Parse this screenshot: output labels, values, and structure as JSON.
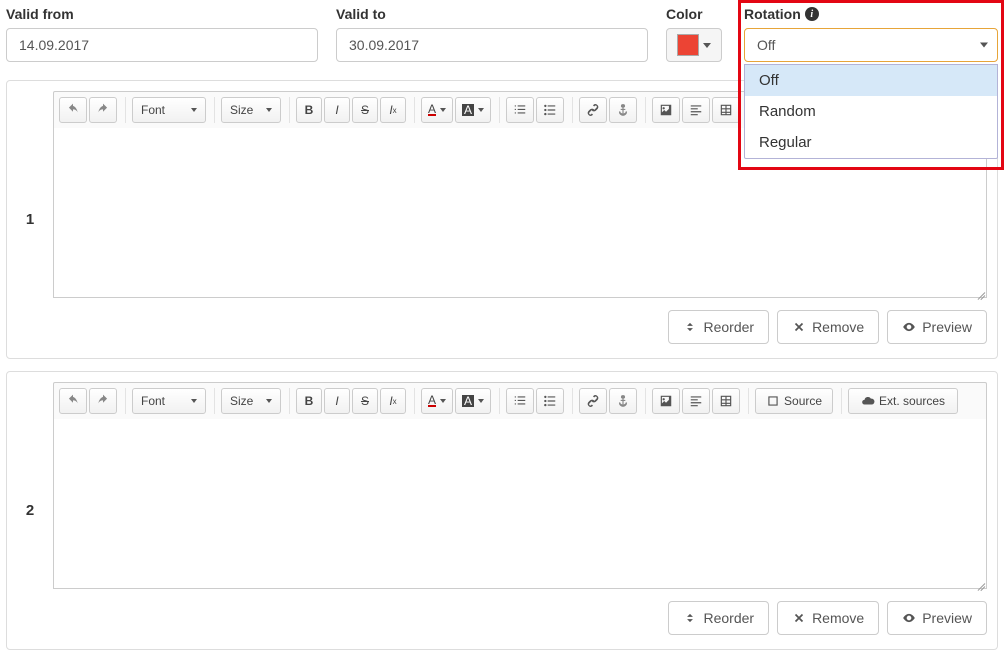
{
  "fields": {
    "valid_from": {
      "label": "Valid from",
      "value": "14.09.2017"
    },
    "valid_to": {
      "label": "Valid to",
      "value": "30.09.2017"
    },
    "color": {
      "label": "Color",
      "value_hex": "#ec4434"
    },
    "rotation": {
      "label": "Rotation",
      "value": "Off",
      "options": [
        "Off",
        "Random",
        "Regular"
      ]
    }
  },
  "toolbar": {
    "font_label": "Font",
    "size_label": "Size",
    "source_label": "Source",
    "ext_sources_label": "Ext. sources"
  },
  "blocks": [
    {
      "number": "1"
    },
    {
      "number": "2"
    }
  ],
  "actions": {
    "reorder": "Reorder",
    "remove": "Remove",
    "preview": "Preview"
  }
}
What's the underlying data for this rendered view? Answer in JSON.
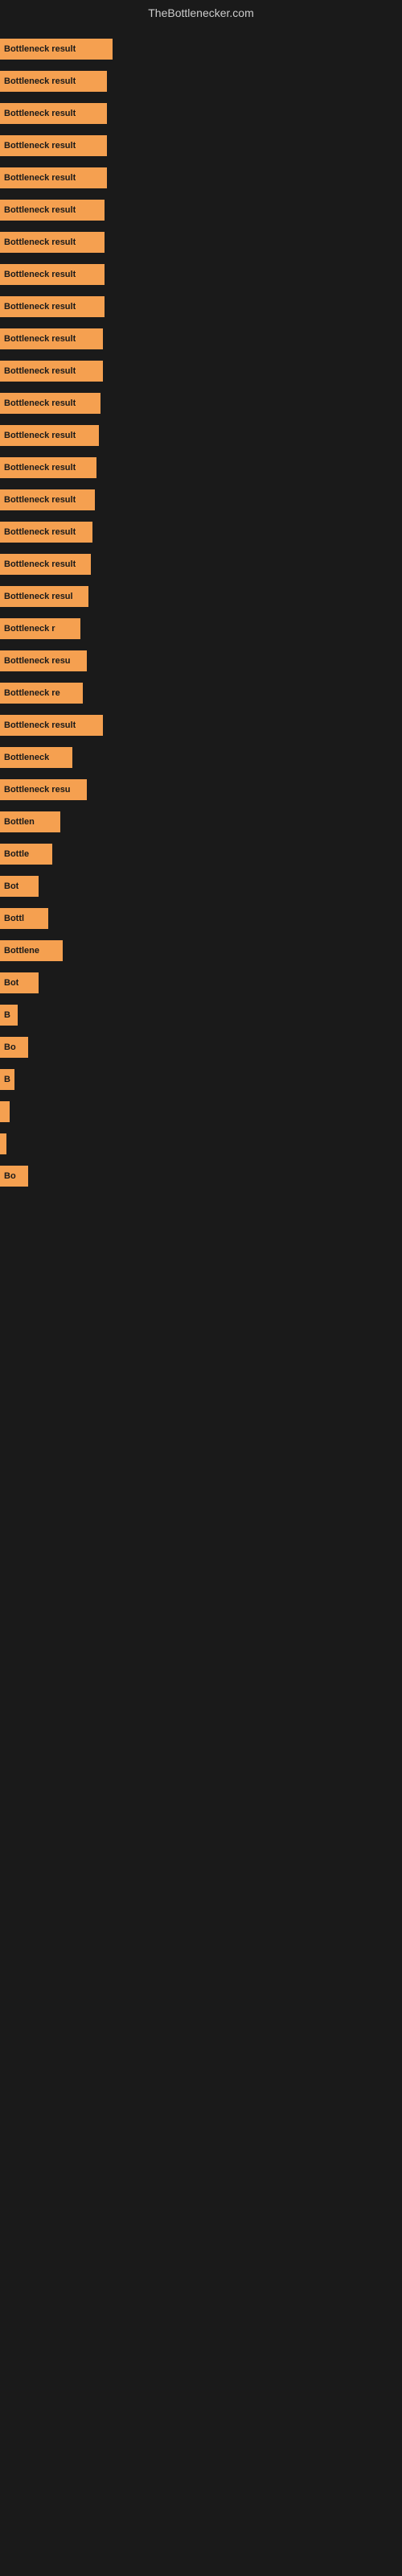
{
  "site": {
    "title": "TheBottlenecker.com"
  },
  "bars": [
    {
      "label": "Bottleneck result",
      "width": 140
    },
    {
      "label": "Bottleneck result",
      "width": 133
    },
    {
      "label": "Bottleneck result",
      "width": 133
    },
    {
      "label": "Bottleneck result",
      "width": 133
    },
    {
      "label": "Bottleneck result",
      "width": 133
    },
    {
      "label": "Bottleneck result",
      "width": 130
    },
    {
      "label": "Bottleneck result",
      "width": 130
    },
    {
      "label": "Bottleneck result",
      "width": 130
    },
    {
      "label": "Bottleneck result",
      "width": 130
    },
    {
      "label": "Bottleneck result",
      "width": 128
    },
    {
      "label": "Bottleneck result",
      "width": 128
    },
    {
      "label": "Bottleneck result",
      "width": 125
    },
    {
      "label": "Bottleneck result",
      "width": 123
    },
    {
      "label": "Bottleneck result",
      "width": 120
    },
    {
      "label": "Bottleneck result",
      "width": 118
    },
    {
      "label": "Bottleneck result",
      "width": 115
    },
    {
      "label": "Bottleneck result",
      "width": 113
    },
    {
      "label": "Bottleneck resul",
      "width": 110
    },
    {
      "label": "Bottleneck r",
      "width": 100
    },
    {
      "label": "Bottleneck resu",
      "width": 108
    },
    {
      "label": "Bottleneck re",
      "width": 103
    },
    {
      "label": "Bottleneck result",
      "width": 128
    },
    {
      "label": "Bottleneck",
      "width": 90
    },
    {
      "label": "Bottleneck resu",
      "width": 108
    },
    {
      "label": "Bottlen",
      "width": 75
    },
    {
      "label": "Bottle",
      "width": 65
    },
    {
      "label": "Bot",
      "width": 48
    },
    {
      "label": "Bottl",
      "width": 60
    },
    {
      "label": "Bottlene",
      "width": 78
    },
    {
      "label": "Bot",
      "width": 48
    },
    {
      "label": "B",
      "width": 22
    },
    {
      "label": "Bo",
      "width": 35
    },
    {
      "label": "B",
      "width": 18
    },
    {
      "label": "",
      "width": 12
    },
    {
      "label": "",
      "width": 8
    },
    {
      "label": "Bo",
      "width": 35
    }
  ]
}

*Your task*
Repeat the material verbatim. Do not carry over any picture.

*Exercise result*
Parse this screenshot: output labels, values, and structure as JSON.
{
  "fields": {
    "valid_from": {
      "label": "Valid from",
      "value": "14.09.2017"
    },
    "valid_to": {
      "label": "Valid to",
      "value": "30.09.2017"
    },
    "color": {
      "label": "Color",
      "value_hex": "#ec4434"
    },
    "rotation": {
      "label": "Rotation",
      "value": "Off",
      "options": [
        "Off",
        "Random",
        "Regular"
      ]
    }
  },
  "toolbar": {
    "font_label": "Font",
    "size_label": "Size",
    "source_label": "Source",
    "ext_sources_label": "Ext. sources"
  },
  "blocks": [
    {
      "number": "1"
    },
    {
      "number": "2"
    }
  ],
  "actions": {
    "reorder": "Reorder",
    "remove": "Remove",
    "preview": "Preview"
  }
}
What's the underlying data for this rendered view? Answer in JSON.
{
  "site": {
    "title": "TheBottlenecker.com"
  },
  "bars": [
    {
      "label": "Bottleneck result",
      "width": 140
    },
    {
      "label": "Bottleneck result",
      "width": 133
    },
    {
      "label": "Bottleneck result",
      "width": 133
    },
    {
      "label": "Bottleneck result",
      "width": 133
    },
    {
      "label": "Bottleneck result",
      "width": 133
    },
    {
      "label": "Bottleneck result",
      "width": 130
    },
    {
      "label": "Bottleneck result",
      "width": 130
    },
    {
      "label": "Bottleneck result",
      "width": 130
    },
    {
      "label": "Bottleneck result",
      "width": 130
    },
    {
      "label": "Bottleneck result",
      "width": 128
    },
    {
      "label": "Bottleneck result",
      "width": 128
    },
    {
      "label": "Bottleneck result",
      "width": 125
    },
    {
      "label": "Bottleneck result",
      "width": 123
    },
    {
      "label": "Bottleneck result",
      "width": 120
    },
    {
      "label": "Bottleneck result",
      "width": 118
    },
    {
      "label": "Bottleneck result",
      "width": 115
    },
    {
      "label": "Bottleneck result",
      "width": 113
    },
    {
      "label": "Bottleneck resul",
      "width": 110
    },
    {
      "label": "Bottleneck r",
      "width": 100
    },
    {
      "label": "Bottleneck resu",
      "width": 108
    },
    {
      "label": "Bottleneck re",
      "width": 103
    },
    {
      "label": "Bottleneck result",
      "width": 128
    },
    {
      "label": "Bottleneck",
      "width": 90
    },
    {
      "label": "Bottleneck resu",
      "width": 108
    },
    {
      "label": "Bottlen",
      "width": 75
    },
    {
      "label": "Bottle",
      "width": 65
    },
    {
      "label": "Bot",
      "width": 48
    },
    {
      "label": "Bottl",
      "width": 60
    },
    {
      "label": "Bottlene",
      "width": 78
    },
    {
      "label": "Bot",
      "width": 48
    },
    {
      "label": "B",
      "width": 22
    },
    {
      "label": "Bo",
      "width": 35
    },
    {
      "label": "B",
      "width": 18
    },
    {
      "label": "",
      "width": 12
    },
    {
      "label": "",
      "width": 8
    },
    {
      "label": "Bo",
      "width": 35
    }
  ]
}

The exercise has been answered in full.